Recent research claims that HR directors evaluate coaches and their programmes in very diverse ways.
Fairplace, experts in talent and career management say that HR professionals looking after more than 9,000 employees agree that a coach’s ability to establish a good rapport with the coachee is the key quality.
Involvement varies between organisations too. Some businesses are involved in needs analysis, objective setting and measurement while others are happy to leave the coach and coachee to their own devices.
Philip Pirie, who conducted the research on behalf of Fairplace said: “We were very surprised by the diverse approach companies are taking toward coaching.”
“Large companies have generally bought into the benefits coaching can bring to an organisation.

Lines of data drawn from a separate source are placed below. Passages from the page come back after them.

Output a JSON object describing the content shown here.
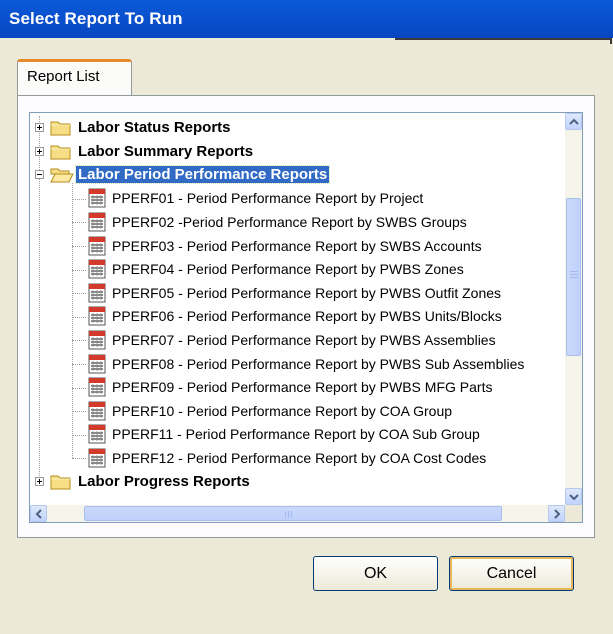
{
  "window": {
    "title": "Select Report To Run"
  },
  "tabs": [
    {
      "label": "Report List"
    }
  ],
  "tree": {
    "folders_top": [
      {
        "label": "Labor  Status Reports",
        "expanded": false
      },
      {
        "label": "Labor  Summary Reports",
        "expanded": false
      }
    ],
    "selected_folder": {
      "label": "Labor Period Performance Reports",
      "expanded": true
    },
    "reports": [
      "PPERF01 - Period Performance Report by Project",
      "PPERF02 -Period Performance Report by SWBS Groups",
      "PPERF03 - Period Performance Report by SWBS Accounts",
      "PPERF04 - Period Performance Report by PWBS Zones",
      "PPERF05 - Period Performance Report by PWBS Outfit Zones",
      "PPERF06 - Period Performance Report by PWBS Units/Blocks",
      "PPERF07 - Period Performance Report by PWBS Assemblies",
      "PPERF08 - Period Performance Report by PWBS Sub Assemblies",
      "PPERF09 - Period Performance Report by PWBS MFG Parts",
      "PPERF10 - Period Performance Report by COA Group",
      "PPERF11 - Period Performance Report by COA Sub Group",
      "PPERF12 - Period Performance Report by COA Cost Codes"
    ],
    "folders_bottom": [
      {
        "label": "Labor Progress Reports",
        "expanded": false
      }
    ]
  },
  "buttons": {
    "ok": "OK",
    "cancel": "Cancel"
  },
  "icons": {
    "folder": "folder-icon",
    "report": "report-icon"
  }
}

Having a coach is now seen as a status symbol rather than a stigma, and this places an onus on the HR function to maximise these benefits”
The research also highlighted:
- The perceived need to provide evidence that coaching represents good value for money
- Coaching must be conducted in a confidential manner
- Increased coachee’s awareness of self and others
- Psychology theory plays a small part in the coaching process
- There is considerable room for improving the way in which the impact of coaching is reported back to an organisation